By KEVIN HARTUNG
I offer congratulations because you are part of a declining species, those now pursuing higher education.
We are embarking on another semester at Pima Community College when the cry has been “back to normal.” But Pima, like most colleges and universities nationwide, has seen a decline in enrollment. The sharpest decline is evident since the pandemic, but the benefit is that the pandemic has focused a spotlight on what has been a steady decrease in enrollment over the last decade.
“Overall, enrollment in undergraduate and graduate programs has been trending downward since around 2012, but the pandemic turbocharged the declines at the undergrad level,” said Elissa Nadworny in a National Public Radio broadcast on Oct. 26.
Enrollment prior to the pandemic (Spring 2018) saw an overall postsecondary enrollment decrease of 1.3 percent from the previous spring (2017). And the Spring 2019 enrollment again saw an overall postsecondary enrollment decrease of 1.7 percent from the 2018, a total decrease of 3 percent in two years (National Student Clearinghouse). Going back a decade, enrollment has been declining steadily. This is not because of the pandemic. So, what is causing this decline?
“All told, at the peak in spring of 2011, 19,610,826 students were enrolled in U.S. higher education. By spring of 2020, that number had eroded to 17,458,306. I predict it will dip under 17 million this spring – making it a net loss of more than 2.5 million students over the last decade,” said Branden Busteed in a Sept. 25, 2020, article for Forbes Magazine.
Busteed continued: “The percentage of aspiring adult learners who believe education will be worth the cost dropped from 77% to 59% since 2019; those believing education will help them get a good job dropped from 89% to 64%. … Given all this, it’s quite possible that the enrollment decline will continue for at least another full decade. … Anyone paying close attention to rising college costs, declining confidence in higher education and the growing number of high-value college alternatives could have predicted a continuous enrollment decline.”
PCC trends fall the same as nationwide trends. According to the Fall 2021 Student Characteristics Report: “Pima Community College unduplicated headcount in Fall 2020 was 17,603, down 16.36% from 21,047 in Fall 2019. Total annualized FTSE in Fall 2020 was 5,038 down 17.20% from 6,084 in Fall 2019. For the District, students enrolled were: “
Yet, these figures fail to point out that there is research-proven value in pursuing an increase in social capital through the pathway of higher education.
Social capital is “the networks of relationships among people who live and work in a particular society, enabling that society to function effectively,” said Bonnie Marcus in an Oct. 20, 2014, article for Forbes Magazine. “It refers to the links and bonds formed through friendships and acquaintances. … Or it can occur through daily social interactions. You started in high school when after graduation you stayed in touch with close friends. Networking proactively, you create and build a strategic, strong and diverse network of former classmates, teachers, professors, co-workers, and acquaintances.

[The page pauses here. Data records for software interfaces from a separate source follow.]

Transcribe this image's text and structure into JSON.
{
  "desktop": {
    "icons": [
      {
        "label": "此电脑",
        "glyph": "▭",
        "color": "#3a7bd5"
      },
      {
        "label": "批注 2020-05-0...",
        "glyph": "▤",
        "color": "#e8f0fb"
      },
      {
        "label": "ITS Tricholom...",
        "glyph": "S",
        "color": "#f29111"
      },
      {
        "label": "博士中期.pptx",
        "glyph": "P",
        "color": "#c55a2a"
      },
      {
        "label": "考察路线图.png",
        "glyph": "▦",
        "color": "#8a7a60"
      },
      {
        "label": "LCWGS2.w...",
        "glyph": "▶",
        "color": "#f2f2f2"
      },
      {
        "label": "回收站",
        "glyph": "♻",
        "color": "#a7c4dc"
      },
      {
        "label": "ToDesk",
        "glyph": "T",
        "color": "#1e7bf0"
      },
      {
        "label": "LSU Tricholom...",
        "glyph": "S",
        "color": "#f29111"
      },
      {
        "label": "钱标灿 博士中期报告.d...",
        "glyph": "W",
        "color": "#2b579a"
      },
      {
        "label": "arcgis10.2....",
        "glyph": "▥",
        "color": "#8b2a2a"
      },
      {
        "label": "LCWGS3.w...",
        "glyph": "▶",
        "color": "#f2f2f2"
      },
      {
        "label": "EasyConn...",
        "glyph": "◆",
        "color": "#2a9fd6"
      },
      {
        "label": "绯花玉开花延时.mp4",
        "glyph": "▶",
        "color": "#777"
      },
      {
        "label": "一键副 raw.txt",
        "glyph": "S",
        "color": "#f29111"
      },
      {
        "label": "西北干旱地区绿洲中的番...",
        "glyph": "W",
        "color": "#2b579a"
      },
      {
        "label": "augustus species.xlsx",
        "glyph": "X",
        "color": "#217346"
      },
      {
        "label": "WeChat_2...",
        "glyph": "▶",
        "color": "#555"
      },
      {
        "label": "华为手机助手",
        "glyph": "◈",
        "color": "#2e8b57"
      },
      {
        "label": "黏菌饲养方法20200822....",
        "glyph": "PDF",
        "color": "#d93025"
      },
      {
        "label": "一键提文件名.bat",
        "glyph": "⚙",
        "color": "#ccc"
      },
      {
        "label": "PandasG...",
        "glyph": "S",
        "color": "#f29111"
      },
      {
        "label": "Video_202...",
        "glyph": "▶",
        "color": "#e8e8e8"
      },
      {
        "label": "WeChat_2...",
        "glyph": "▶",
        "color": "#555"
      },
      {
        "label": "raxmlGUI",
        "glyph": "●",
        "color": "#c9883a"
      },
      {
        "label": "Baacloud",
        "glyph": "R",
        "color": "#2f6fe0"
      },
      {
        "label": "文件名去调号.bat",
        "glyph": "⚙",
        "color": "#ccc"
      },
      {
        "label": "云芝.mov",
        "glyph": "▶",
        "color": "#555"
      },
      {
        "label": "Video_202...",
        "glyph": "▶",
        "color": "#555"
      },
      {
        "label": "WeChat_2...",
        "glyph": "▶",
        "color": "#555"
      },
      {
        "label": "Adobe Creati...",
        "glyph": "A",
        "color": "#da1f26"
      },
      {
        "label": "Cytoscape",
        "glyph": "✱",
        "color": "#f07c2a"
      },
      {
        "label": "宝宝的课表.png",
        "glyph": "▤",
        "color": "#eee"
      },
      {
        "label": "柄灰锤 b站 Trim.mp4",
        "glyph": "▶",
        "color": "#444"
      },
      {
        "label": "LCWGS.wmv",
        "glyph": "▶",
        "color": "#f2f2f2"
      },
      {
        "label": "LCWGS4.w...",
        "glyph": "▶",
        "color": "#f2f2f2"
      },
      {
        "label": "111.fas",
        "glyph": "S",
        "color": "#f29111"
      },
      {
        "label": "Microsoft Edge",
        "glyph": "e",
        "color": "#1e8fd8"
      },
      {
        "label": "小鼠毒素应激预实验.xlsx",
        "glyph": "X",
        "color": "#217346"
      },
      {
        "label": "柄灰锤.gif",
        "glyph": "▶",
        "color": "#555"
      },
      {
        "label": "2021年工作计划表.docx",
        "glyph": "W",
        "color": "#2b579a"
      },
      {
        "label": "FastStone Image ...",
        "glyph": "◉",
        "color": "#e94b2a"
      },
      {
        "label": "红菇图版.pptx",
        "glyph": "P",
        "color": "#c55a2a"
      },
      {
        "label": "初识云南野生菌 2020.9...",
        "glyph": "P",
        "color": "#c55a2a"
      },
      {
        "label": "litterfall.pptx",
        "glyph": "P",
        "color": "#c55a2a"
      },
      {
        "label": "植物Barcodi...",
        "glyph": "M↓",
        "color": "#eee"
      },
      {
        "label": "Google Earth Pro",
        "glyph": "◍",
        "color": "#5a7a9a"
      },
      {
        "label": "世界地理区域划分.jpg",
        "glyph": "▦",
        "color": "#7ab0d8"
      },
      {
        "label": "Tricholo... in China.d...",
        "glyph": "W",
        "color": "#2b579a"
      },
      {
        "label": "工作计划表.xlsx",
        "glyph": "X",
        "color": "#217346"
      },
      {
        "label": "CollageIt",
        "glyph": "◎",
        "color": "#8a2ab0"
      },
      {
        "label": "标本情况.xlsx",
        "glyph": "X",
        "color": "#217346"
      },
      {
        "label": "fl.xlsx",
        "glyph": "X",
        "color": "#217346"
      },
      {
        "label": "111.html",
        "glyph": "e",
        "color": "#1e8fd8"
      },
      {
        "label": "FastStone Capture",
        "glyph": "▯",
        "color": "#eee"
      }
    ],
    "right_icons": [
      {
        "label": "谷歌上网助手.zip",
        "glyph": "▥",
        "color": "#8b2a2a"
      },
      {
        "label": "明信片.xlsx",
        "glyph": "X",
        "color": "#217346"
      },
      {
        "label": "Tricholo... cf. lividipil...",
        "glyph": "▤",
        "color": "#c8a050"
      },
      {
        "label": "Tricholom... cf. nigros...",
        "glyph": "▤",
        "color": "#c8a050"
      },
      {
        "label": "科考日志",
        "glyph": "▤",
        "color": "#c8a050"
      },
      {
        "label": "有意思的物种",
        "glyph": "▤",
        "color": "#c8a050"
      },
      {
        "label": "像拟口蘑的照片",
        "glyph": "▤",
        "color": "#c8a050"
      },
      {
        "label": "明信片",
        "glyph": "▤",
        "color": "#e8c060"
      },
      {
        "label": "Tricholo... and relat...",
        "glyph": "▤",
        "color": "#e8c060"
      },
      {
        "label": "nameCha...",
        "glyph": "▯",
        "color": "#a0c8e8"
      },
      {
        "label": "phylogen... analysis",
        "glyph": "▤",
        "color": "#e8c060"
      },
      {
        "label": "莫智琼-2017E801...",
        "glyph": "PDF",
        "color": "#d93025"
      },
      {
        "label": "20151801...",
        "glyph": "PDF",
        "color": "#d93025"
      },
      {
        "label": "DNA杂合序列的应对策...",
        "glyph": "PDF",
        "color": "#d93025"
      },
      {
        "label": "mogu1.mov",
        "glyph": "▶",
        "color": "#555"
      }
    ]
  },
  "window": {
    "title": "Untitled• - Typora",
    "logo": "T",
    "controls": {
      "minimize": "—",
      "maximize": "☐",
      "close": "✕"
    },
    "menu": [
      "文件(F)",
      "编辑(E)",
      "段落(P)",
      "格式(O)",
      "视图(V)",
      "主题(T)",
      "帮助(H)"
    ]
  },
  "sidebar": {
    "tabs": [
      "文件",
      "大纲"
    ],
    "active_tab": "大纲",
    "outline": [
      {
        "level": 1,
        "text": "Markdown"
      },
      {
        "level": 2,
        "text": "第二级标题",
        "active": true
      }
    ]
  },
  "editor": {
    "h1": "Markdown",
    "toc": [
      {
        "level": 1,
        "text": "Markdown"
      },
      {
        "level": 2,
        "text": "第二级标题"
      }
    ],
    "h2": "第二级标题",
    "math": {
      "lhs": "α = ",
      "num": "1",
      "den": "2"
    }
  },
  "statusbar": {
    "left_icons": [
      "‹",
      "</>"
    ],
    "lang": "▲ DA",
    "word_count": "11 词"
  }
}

“Identifying the right people, those people who have power and influence and are willing to recommend you is the first step. Building relationships of trust is next. The third important step is to leverage the relationships by paying it forward, being willing to help others and asking for assistance when you need it.”
Yes, you should be congratulated for realizing that just because you are engaging in another year of education, your intelligence percentage will incrementally increase. You realize that by getting a certain skill set that higher education provides, your future employability is sustainable. You realize that employers currently require at the least certification of your training, some want a two-year degree and others a four-year degree. And you may also realize that by making a positive investment in yourself, you are offering the world an increase in its human capital.
So, here is my high-five to all of you who are advancing yourselves by getting a higher education despite the downward trends.